Quotes

Download PDF PDF Page Citation Cite Share Link Share

Last Updated on August 5, 2019, by eNotes Editorial. Word Count: 513

Don’t take peace for granted, he’d said to her often. It can shatter like glass. (Spoken by Ellie)

Police officer Ellie Cates recalls the words of her Uncle Joe, who had once been the police chief in their small town. Ellie has just received a command over the radio to...

(The entire section contains 513 words.)

See This Study Guide Now

Start your 48-hour free trial to unlock this study guide. You'll also get access to more than 30,000 additional guides and more than 350,000 Homework Help questions answered by our experts.

Get 48 Hours Free Access

Don’t take peace for granted, he’d said to her often. It can shatter like glass. (Spoken by Ellie)

Police officer Ellie Cates recalls the words of her Uncle Joe, who had once been the police chief in their small town. Ellie has just received a command over the radio to cautiously approach Sealth Park. Ellie thinks this is the most exciting call she has ever received while on the force. Ellie’s internal reflections serve as foreshadowing for the shocking discovery of Alice.

One of the fundamental truths of psychiatry was that sometimes you had to leave a patient who needed you. (Spoken by Julia)

Psychiatrist Dr. Julia Cates is attempting to learn more about the young girl she found in the woods, who she calls Alice. Cates is in the process of establishing trust between herself and Alice. Cates has to leave the room briefly, knowing that Alice will be distressed by her absence. There is a point in which speech can only go so far; Cates has already assured Alice that she will return, and this is a means of teaching Alice to trust her.

When you climb, you risk your life. When I love, I risk my heart. All or nothing. (Spoken by Julia)

Julia speaks to Dr. Max Cerrasin after an emotionally intense press conference on Alice. Earlier in the conversation, they had both jumped to conclusions about each other; then, they briefly open up to each other about love in a profound way. The sexual tension between Julia and Max is evident and leaves a lasting effect on both characters.

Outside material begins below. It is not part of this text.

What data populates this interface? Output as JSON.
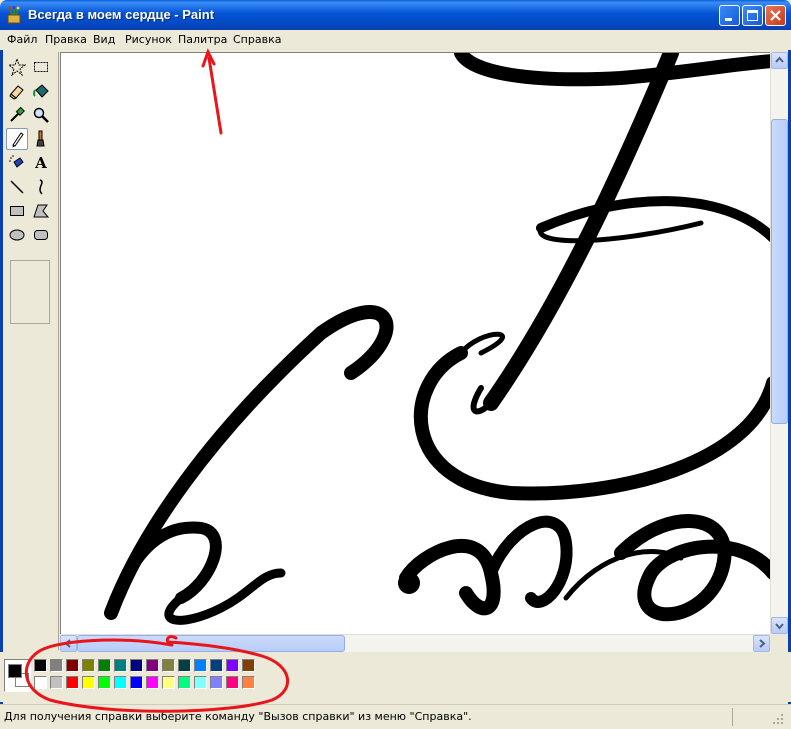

Soon there would be no audience for any of this. The pressure of that knowledge was building in Julia, filling her lungs like a slow-growing case of pneumonia. (Spoken by Julia)

As the media frenzy subsides after Alice’s initial discovery, the young girl becomes increasingly important in Julia’s life. After three weeks of therapy, Alice can eat with utensils, use the toilet, and has demonstrated sympathy for another person. However, the question of Alice’s identity has still not been answered, and there is no guarantee that Julia would be able to keep working with Alice. The author’s use of a metaphor conveying sickness emphasizes Julia’s unease in these circumstances.

They’d come to a place that neither had quite expected, and there was no way to know how it would end. In the past—hell, yesterday—that would have frightened her. She’d learned a lot today. "Yesterday I was worried about a lot of things. Today I know what matters." (Spoken by Julia)

Julia has come to a better understanding of her heart since meeting Max and Alice. Just as Alice had come to a new place where nothing made sense, this is how Julia had felt about love. Rather than be frightened by the unknown and what comes next, Julia values the connection she feels to both Max and Alice. By expressing this to Max, Julia is able to convey the important place he now has in her life.

Illustration of PDF document

Download Magic Hour Study Guide

Subscribe Now
Previous

Analysis